A spokeswoman for the United Nations (UN) human rights office says the United Arab Emirates (UAE) has so far failed to provide proof of life for Princess Latifa, a daughter of the ruler of Dubai and prime minister of the UAE who has been held captive since she attempted to flee her home country.
The UN rights office asked the UAE for proof of life for Latifa on February 18, two days after the BBC’s Panorama news program broadcast a video showing the princess saying that she was being held against her will at a barricaded villa.
The Emirati princess said she was making the video in the bathroom of the villa, the only room she could lock herself into. “I just want to be free,” she said.
The princess’ friends have said they are concerned for her safety as she hasn’t been heard from since she stopped responding to text messages last summer.
Last month, the UAE said Latifa was being cared for at home by family and medical professionals.
But the UAE has not as of yet produced any proof that she is even alive.

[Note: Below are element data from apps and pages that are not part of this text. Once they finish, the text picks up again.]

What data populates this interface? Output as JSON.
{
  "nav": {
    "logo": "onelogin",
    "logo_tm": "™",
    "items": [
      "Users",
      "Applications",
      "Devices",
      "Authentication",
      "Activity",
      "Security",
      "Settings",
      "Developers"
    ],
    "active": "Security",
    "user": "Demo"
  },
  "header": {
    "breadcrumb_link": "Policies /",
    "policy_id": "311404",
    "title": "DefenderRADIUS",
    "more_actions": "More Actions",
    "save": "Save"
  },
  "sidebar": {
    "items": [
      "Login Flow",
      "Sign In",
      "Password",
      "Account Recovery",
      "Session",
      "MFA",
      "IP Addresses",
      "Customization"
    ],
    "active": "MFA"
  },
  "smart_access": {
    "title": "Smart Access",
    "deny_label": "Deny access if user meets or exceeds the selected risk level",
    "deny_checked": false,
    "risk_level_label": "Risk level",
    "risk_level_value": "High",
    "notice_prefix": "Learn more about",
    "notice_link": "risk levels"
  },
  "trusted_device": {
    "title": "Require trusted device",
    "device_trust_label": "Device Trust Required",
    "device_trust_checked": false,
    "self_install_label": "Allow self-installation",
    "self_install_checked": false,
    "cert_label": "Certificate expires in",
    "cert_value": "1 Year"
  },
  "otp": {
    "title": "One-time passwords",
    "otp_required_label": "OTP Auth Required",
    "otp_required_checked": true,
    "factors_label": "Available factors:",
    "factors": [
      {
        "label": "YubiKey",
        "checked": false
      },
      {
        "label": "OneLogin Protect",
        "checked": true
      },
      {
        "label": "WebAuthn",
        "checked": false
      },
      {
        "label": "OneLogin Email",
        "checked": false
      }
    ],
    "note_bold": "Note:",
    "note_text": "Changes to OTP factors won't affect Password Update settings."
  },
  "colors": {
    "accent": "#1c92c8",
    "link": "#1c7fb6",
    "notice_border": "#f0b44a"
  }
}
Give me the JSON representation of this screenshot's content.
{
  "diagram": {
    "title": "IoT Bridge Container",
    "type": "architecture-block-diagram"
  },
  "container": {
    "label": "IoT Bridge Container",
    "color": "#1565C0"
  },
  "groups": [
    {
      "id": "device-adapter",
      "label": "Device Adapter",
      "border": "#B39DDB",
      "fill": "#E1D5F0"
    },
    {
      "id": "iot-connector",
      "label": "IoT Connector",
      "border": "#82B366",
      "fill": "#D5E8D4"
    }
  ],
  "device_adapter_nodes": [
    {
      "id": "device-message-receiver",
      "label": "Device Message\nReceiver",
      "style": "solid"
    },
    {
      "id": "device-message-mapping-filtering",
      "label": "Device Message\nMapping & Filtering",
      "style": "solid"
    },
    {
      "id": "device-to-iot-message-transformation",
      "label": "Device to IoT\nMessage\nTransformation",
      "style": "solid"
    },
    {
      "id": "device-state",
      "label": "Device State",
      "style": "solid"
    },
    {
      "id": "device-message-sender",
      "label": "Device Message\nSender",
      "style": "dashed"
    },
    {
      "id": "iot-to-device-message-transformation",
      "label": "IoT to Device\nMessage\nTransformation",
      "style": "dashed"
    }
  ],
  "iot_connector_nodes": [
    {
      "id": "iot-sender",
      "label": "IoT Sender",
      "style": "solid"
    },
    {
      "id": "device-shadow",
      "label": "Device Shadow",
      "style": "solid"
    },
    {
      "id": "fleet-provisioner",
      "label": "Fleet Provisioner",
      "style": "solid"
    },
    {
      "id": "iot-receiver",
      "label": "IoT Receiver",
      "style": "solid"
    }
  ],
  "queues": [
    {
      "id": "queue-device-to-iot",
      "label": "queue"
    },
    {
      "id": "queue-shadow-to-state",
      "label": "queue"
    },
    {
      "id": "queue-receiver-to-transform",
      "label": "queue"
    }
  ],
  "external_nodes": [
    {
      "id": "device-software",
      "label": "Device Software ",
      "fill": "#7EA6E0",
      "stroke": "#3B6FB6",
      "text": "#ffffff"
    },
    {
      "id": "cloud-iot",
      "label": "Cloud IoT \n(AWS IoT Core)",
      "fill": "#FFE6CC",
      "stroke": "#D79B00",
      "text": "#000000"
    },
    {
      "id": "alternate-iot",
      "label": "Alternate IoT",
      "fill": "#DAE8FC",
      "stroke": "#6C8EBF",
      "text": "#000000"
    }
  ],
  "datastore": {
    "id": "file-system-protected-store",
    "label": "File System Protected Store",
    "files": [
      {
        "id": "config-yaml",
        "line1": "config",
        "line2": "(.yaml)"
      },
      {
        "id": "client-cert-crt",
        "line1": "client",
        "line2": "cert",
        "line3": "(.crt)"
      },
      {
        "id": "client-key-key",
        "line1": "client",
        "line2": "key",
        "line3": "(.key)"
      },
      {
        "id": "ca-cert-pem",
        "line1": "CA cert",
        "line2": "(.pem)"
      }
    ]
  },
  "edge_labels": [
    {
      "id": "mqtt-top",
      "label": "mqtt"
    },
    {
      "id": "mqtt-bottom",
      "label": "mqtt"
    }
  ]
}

“We haven’t got any proof of life, and we would like one, one that is clear, compelling evidence that she is alive. Our first concern of course is to be sure of that, that she is still alive,” UN human rights spokeswoman Marta Hurtado said at a briefing in Geneva on Friday.
Princess Latifa first drew international attention in 2018, when she announced in a video that she was fleeing the UAE because of mistreatment and restrictions imposed by her family.
However, a source close to the Dubai government said on April 17 that year that the runaway princess had been “brought back” to the Arab country.
In March 2020, a court in London confirmed assertions made by the Dubai ruler’s former wife, Princess Haya, in a legal battle, including that the ruler had ordered the abduction of Latifa.
Hurtado said senior UN officials had sought a meeting with the Emirati ambassador in Geneva about Latifa, which has been agreed in principle.
She further said that they also planned to raise the case of her older sister, Shamsa.
In August 2000, and about two months after fleeing her father’s Longcross Estate in Surrey during the family’s annual UK holiday, Shamsa, who is now almost 39, was forcibly taken from Cambridge and flown by a helicopter to France and then by a private jet back to Dubai, and she has not been seen in public since.
Last February, BBC also reported that Princess Latifa had urged British police in a letter to re-investigate the alleged abduction of her older sister.